In this digital day and age issues such as ‘are emails legally binding’ often need to be considered. Where parties are involved in the negotiation of a contract, it is important for those parties to understand that certain negotiations can form a legally binding contract between the parties.
In Geebung Investments Pty Ltd v Varga Group Investments (No 8) Pty Ltd Kirby J (as he then was) stated that:
“the mere fact that… parties contemplate the execution of a formal contract subsequent to an informal agreement, does not mean that that informal agreement is not presently binding”.
This principle was demonstrated in the recent Supreme Court of Queensland case of Stellard Pty Ltd & Anor v North Queensland Fuel Pty Ltd  QSC 119, where a binding contract was held to arise from email negotiations despite the fact that such negotiations were expressed to be ‘subject to contract’.
This case concerned negotiations between North Queensland Fuel Pty Ltd (defendant) and associated entities of United Petroleum Pty Ltd (plaintiffs) regarding the sale of the freehold and the business of the Koah Roadhouse, a service station owned by the defendant. The plaintiffs’ representative, Mr Hurry, inspected the roadhouse on 17 October 2014 and began negotiations with Mr Beatie, who had been appointed to represent the defendant. A series of email and telephone communications then ensued between the representatives. In one particular email sent to Mr Beatie on 31 October 2014, Mr Hurry confirmed the plaintiffs’ offer of $1.6 million before stating the following:
“this offer is of course subject to contract and due diligence as previously discussed. We are hopeful of effecting an exchange of contracts next Monday but need acceptance of our offer immediately so we are in a position to instruct the appropriate consultants to carry out the necessary investigations.
I look forward receiving your client’s confirmation that our offer is accepted as clearly both parties are now going to start incurring significant expenses.”
The defendants responded to this email approximately 45 minutes later, stating that:
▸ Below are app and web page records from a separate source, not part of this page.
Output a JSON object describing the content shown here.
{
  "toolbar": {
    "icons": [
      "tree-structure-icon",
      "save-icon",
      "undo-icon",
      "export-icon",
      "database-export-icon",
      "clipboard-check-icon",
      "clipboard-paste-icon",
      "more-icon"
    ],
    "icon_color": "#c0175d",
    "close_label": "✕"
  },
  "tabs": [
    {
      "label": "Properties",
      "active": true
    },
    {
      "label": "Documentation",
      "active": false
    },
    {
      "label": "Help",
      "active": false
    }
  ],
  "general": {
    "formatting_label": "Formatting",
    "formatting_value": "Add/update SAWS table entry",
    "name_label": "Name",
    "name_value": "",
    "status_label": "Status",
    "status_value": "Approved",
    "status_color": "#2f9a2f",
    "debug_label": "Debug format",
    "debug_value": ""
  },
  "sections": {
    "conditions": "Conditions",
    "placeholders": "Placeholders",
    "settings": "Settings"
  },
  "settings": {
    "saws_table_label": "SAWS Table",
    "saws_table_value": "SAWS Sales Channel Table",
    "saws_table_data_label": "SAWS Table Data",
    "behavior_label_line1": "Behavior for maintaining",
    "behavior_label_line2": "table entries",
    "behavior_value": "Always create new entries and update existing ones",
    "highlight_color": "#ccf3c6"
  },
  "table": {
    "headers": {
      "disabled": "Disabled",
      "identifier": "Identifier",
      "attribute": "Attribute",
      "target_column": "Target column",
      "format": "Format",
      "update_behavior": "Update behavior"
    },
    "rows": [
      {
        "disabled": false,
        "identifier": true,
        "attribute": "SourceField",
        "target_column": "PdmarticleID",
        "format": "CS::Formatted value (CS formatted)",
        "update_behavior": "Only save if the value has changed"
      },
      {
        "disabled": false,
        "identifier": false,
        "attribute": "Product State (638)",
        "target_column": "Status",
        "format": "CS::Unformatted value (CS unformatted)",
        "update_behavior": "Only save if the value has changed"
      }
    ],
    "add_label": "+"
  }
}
“We accept the below offer which we understand will be subject to execution of the Contract provided (with agreed amendments) on Monday, minimal due diligence period and the provision of all information/reports etc that are obtained by the purchaser during the due diligence period.”
When the following Monday arrived the plaintiffs presented an amended contract to the defendants who, unhappy with the proposed amendments, informed the plaintiffs that they had entered into another contract for the sale of the Koah Roadhouse with a different party. It is noted that the court found that the amendments proposed by the plaintiffs did not concern matters essential to the defendant’s entry into the contract.
The Court’s Findings
The key issue thus became whether the email exchange on 31 October 2014 constituted a valid and binding agreement with respect to the sale and purchase of the roadhouse land and business that could now be enforced by the plaintiffs. In particular, the Court addressed some of the following issues:
- Did the parties intend to be legally bound?
- Were the requirements for a signature satisfied by the electronic correspondence, in accordance with the Electronic Transactions (Queensland) Act 2001 (Qld)?
Whilst the purported offer and acceptance emails were expressed to be ‘subject to contract’, it was viewed that the broader context of the two emails, and the other expressions used in them, suggested that the parties were content to be immediately bound by the terms upon which they had agreed. This was supported by the fact that the plaintiffs offer emphasised the need for their offer to be accepted ‘immediately’ as both parties were to ‘start incurring significant expenses’.
The fact that each party knew that the other was going to take steps in furtherance of the contract immediately was consistent with there being a contract in existence between them. Furthermore, the defendants acceptance email which expressly referred to ‘agreed amendments’ was viewed to be consistent with something already having been resolved by the parties, and that such an agreement may be amended going forward.
Under section 59 of the Property Law Act 1974 (Qld), Contracts for sale of land usually have to be in writing, subject to a very prescriptive exception in the Electronic Transaction (Queensland) Act 1999 (Qld). The court took the view that in these circumstances, the exchange of email satisfied this exception in the Electronic Transaction (Queensland) Act 1999 (Qld).
The court ultimately viewed that there was a contract in existence between the parties regarding the sale of the Koah Roadhouse. The court ordered a judgment in favour of the plaintiffs, and allowed a further hearing for costs.
The use of e-mails and “messengers” is an increasingly prevalent and efficient means of communication.
The decision highlights the need to take care when drafting emails or other electronic communications during the negotiation stage of a transaction, as well as specifying the point at which a binding contract will be created.
It is important for businesses, particularly those that actively use the internet in the sale of their goods and services, to:
- be aware that in some circumstances their electronic communications can be binding; and
- take legal advice on how they can ensure their communications are binding (or non-binding, as the case may be).
For more information on the topic of ‘are emails legally binding’
Please contact our Business Development Team or call us on (07) 3252 0011 to book an appointment with one of our specialist Commercial Lawyers today.
 Geebung Investments Pty Ltd v Varga Group Investments (No 8) Pty Ltd BC9505503at 22.